What’s also right is the snow mechanics. I rarely rave about graphics, but the way the brothers leave tracks in the snow, responsive to where Sean walks, just seems so remarkable to me. Maybe I’m easily amused.
Some of my favourite moments in the episode, as with the first, were the long pauses Sean takes to sketch the landscape. I adore the way the focus begins as wide and broken up, and with each passing look gets more detailed. His drawings also fill his journal, describing his journey with Daniel and documenting his progress. It’s sweet, like a baby book.
The music feels extremely poignant, with the few voiced tracks being saved perfectly for long, calm times. Hats off, again, to Jonathan Morali for his continued incredible work giving emotion to the series through his compositions and song choices.
Despite the incredible narrative build around telekinetic abilities, I do find myself missing Max’s time travel ability, especially when I’ve made the wrong decision. This episode is very heavy when it comes to the fallout of Sean’s decisions when it comes to allowing Daniel’s to use his powers. After all, when he does levitate objects he’s breaking the rules… and actions have consequences. Deadly consequences.
Or you can make all the perfect decisions, I suppose. But nobody is perfect, not even in a video game, so why not explore the possibilities?
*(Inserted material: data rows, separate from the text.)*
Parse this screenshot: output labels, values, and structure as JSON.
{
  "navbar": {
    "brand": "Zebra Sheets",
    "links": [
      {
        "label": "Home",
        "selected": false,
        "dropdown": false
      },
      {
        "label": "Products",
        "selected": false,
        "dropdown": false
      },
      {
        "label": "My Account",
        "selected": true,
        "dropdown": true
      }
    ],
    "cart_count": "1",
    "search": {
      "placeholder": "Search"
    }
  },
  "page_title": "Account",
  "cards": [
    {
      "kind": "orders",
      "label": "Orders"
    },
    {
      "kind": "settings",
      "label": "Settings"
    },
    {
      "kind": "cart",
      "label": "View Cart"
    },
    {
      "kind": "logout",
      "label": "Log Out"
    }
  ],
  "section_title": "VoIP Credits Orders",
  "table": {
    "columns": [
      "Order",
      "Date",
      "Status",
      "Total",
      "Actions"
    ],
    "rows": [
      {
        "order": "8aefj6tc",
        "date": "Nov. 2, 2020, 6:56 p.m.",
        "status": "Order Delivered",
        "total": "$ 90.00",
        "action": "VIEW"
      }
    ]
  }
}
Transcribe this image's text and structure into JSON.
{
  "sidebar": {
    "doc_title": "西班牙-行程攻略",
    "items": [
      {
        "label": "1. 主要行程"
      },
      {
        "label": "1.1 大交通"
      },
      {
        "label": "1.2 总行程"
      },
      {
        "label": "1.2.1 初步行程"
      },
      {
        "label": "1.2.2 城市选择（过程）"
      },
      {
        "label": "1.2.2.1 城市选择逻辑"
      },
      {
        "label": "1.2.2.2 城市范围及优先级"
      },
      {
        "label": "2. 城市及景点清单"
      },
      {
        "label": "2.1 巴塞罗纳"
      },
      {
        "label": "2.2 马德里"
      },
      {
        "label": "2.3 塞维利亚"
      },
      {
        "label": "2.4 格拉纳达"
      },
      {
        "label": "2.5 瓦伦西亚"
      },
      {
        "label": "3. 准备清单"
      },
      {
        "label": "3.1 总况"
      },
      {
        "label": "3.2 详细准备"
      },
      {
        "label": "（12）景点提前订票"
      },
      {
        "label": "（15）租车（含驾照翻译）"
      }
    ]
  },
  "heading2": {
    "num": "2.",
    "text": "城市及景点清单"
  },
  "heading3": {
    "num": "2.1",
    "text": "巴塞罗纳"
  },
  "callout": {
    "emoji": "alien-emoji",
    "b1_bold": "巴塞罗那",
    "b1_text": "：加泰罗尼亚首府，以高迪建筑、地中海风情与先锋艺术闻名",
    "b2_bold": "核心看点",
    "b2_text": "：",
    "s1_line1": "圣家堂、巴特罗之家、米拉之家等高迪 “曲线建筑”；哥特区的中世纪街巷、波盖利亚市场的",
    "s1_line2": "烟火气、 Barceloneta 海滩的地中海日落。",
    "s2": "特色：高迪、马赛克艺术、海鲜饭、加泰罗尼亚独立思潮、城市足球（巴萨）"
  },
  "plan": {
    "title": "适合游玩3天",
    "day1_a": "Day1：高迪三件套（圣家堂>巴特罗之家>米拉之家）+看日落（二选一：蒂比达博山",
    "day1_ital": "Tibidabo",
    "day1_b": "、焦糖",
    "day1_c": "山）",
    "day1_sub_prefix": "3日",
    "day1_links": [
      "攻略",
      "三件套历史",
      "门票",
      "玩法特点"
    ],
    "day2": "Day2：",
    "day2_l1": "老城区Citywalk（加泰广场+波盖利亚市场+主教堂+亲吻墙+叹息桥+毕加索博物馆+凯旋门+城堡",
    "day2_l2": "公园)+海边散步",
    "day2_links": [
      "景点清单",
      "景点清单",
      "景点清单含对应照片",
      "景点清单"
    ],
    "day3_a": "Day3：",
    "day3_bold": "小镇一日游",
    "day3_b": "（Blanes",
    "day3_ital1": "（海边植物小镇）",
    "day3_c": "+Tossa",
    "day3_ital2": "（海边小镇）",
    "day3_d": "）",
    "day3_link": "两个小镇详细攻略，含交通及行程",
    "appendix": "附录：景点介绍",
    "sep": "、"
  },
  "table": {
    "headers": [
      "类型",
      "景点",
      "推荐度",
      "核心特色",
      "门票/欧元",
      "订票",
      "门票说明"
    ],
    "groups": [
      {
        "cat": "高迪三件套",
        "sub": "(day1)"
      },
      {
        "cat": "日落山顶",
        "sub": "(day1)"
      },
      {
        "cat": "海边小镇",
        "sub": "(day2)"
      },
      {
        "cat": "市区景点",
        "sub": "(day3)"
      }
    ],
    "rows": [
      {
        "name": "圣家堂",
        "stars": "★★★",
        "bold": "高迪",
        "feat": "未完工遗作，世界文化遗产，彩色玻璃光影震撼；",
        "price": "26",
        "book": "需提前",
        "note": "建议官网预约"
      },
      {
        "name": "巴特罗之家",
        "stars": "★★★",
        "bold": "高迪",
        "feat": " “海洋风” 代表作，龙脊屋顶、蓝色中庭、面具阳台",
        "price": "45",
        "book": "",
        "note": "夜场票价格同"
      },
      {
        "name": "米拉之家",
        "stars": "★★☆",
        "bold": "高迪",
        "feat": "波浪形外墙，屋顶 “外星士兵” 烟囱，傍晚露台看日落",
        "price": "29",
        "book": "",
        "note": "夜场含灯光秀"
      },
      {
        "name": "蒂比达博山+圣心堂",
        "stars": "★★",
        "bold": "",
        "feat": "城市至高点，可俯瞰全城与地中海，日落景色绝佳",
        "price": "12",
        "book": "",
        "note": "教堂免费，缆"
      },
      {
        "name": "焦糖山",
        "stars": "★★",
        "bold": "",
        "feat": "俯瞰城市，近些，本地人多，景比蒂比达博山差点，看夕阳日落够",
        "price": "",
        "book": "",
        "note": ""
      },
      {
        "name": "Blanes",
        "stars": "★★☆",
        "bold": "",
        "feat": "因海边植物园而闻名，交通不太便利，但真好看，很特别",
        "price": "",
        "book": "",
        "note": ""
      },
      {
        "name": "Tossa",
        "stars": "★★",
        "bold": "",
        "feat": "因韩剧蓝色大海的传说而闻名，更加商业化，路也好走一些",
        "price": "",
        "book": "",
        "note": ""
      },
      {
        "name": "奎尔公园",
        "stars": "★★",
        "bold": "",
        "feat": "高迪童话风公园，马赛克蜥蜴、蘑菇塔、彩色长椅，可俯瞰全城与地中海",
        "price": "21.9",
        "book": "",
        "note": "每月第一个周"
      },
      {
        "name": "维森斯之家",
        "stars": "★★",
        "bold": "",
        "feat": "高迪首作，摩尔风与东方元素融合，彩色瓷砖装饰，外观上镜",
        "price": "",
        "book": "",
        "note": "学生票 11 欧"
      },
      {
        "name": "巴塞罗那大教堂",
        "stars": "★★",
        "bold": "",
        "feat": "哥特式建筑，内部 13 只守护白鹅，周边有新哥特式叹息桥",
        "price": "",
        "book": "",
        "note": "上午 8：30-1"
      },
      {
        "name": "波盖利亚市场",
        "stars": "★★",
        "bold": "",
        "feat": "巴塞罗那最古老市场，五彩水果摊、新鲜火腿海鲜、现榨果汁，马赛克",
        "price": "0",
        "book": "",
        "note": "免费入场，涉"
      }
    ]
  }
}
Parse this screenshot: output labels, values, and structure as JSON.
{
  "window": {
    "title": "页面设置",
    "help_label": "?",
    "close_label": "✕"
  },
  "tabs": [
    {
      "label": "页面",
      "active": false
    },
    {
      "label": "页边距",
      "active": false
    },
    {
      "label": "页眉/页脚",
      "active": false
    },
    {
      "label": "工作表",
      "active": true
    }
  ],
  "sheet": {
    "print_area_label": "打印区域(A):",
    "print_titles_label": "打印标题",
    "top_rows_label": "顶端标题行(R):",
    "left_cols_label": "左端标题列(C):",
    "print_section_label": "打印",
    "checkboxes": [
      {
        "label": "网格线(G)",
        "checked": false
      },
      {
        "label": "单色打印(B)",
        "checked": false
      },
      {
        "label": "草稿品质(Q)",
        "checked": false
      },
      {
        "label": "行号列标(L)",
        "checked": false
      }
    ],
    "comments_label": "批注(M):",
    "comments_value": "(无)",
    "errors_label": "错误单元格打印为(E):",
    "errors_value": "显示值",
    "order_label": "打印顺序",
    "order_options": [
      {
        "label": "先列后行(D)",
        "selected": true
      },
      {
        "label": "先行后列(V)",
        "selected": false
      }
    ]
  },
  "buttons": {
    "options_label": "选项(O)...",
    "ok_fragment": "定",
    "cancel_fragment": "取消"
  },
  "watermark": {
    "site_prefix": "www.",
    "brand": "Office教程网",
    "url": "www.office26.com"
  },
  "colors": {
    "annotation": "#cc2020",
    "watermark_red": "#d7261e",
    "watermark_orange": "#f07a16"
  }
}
If you’ve played the first game, you’ll remember the importance of trains and tracks. Trains seemingly run through the veins of this episode, in my mind an instant nod to the tracks that ran through Arcadia Bay and what they meant to Max and Chloe. Trains represent freedom for the teenage girls of LIS, and after speaking with a lovely panhandling hippie girl seems to taken on the same meaning for Sean.
Episode 2: Roads is a near-perfect continuation of Life Is Strange 2, save for my, erm, odd issues with Daniel’s cough. The theme, the pauses, the characters, the music, the setting: it all adds up to a breathtaking experience that leaves me craving more. The ever-evolving relationship between Sean and Daniel is pure magic worth exploring.
– Lindsay M.